Synopsis: Sannasi, a folk musician, convinces Sooravali, his lover and a female dancer in his troupe, to marry Karuppaiah, a seemingly docile man. Little do they realise the sinister intentions of Karuppaiah, but when they do it is too late.
Review: Bala's explorations into the dark side of human nature have worked better when they have had a strong context and were an inherent part of the plot. Pithamagan's Sithan was brought up in a graveyard and he acted as drug mule, so the tragic fates that people close to him meet was unavoidable. Similarly, the visually-challenged Hamsavalli of Naan Kadaval, who is forced into begging, seeks for her deliverance, which comes in the form of the Aghori, Rudhran. But when he has used it as just a plot device to bring his story to an end, the result has been unconvincing, as we saw in Avan Ivan, where the villain enters the lives of the protagonists to change its course.
Thaarai Thappattai, too, has a villain, Karuppaiah (RK Suresh, who is a superb addition to Bala's roster of menacing movie villains), a character which seems to be part of this tale just because Bala cannot help but have a blood-soaked ending. The film deals with the lives of Sannasai (Sasikumar, who is just about OK) and Sooravali (Varalaxmi). The son of Saami Pulavar (GM Kumar, who repeats what he did in Avan Ivan), a musician who will not compromise on his art, Sannasi has no problems in being a bit commercial. Sooravali is the main dancer in his folk music troupe, which performs at festivals, and she is madly in love with him. Life is challenging enough with most organisers booking them mostly in the hope that they will be able to sleep with the female dancers. So, when Sooravali's mother asks Sannasi to let his mother marry Karuppaiah, a seemingly docile man, he agrees, even though he is in love with her. But it is only later that Sannasi realises that he has sent Sooravali into hell and decides to take revenge.

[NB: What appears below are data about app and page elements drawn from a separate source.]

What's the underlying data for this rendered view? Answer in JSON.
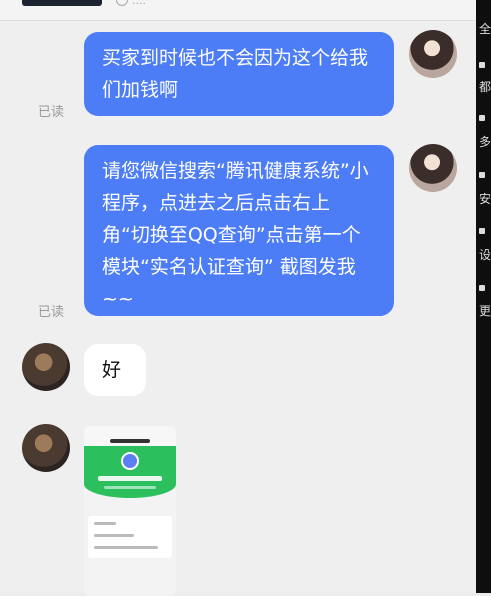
{
  "top_strip": {
    "text": "...."
  },
  "messages": [
    {
      "side": "me",
      "text": "买家到时候也不会因为这个给我们加钱啊",
      "read": "已读"
    },
    {
      "side": "me",
      "text": "请您微信搜索“腾讯健康系统”小程序，点进去之后点击右上角“切换至QQ查询”点击第一个模块“实名认证查询” 截图发我~~",
      "read": "已读"
    },
    {
      "side": "other",
      "text": "好"
    },
    {
      "side": "other",
      "type": "image",
      "image_desc": "phone screenshot"
    }
  ],
  "right_strip": {
    "glyphs": [
      "全",
      "都",
      "多",
      "安",
      "设",
      "更"
    ]
  }
}
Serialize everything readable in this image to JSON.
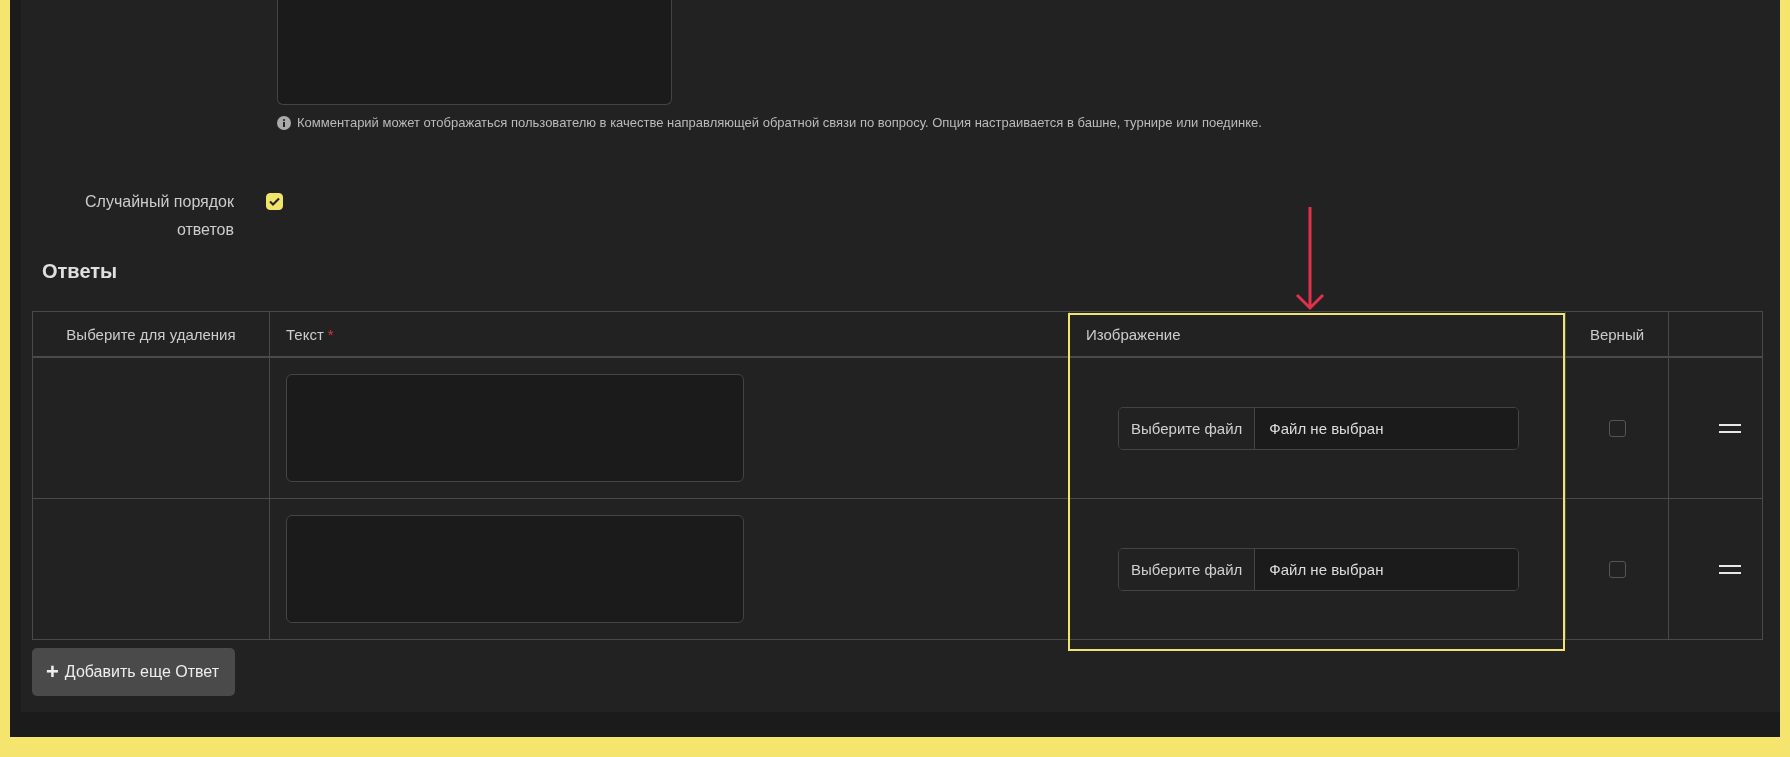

Bala has never been a visual stylist but here, his style of filmmaking is shockingly crude in Thaarai Thappattai that you might mistake it for a B-movie. The moment when Karuppaiah makes an appearance with folded hands and ash on his forehead, we know that he is going to turn out into an evil creature. So, when we later get a scene where he rolls up a joint and inhales it, we are hit by the unsubtlety with which the reveal is made. Then there are the narrative jumps. One moment we see Sannasi hearing for the first of Sooravali's fate and the next scene, we see him break into the house where she is kept, even though she could not be traced by her mother for months. Even in the climax, we see him left beaten and bruised one moment and the next, he turns up where Karuppaiah is. The violence feels voyeuristic and sadistic, and you can't help but wonder if Bala is unable to think beyond such situations. And much like her character in the film, Sooravali, who kept the plot moving until the first half, is ignored for the most part of the second half. Instead, we get a sub-plot involving the plight of traditional performers.
If the film works to an extent, it is largely due to Ilaiyaraaja's fantastic score (the climax feels rousing only because the music is electrifying), Varalaxmi's uninhibited performance (she is over-the-top in a good way) and Bala's knack for bringing out humour amidst pathos (the bawdy versions of film songs taking a dig at all top film stars is something only Bala can do). But we are talking about a filmmaker whose films reinvigorated the current generation of filmmakers and sadly, he seems to be succumbing to formula.